Among the entries below, find the lines with the word "Worlds" and return them.
** Opening Data under study block **
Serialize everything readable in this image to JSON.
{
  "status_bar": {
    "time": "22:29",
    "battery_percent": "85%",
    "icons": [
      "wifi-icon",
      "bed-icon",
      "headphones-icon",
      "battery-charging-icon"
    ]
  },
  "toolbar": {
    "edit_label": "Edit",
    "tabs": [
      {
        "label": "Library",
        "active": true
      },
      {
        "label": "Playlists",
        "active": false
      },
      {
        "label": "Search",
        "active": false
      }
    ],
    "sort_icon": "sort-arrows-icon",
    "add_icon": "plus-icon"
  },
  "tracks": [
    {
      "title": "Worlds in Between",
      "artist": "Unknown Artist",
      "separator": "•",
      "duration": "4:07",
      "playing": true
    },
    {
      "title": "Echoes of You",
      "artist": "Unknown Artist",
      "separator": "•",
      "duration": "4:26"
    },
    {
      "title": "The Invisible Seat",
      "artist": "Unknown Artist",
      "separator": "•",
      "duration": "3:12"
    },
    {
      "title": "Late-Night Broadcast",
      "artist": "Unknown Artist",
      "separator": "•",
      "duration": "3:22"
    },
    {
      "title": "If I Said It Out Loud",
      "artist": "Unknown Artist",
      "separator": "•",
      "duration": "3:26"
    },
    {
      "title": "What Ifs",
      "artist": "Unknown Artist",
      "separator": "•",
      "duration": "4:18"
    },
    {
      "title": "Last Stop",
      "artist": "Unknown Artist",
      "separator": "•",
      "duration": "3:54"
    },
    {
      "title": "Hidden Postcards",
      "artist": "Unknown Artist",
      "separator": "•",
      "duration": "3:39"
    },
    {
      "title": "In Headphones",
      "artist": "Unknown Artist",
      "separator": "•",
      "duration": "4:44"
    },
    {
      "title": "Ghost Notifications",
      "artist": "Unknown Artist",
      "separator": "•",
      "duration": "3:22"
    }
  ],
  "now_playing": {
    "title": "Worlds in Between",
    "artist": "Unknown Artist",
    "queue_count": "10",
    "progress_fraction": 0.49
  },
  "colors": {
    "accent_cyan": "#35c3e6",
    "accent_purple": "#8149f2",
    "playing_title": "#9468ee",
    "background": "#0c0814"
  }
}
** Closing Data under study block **
** Worked solution **
      "title": "Worlds in Between",
    "title": "Worlds in Between",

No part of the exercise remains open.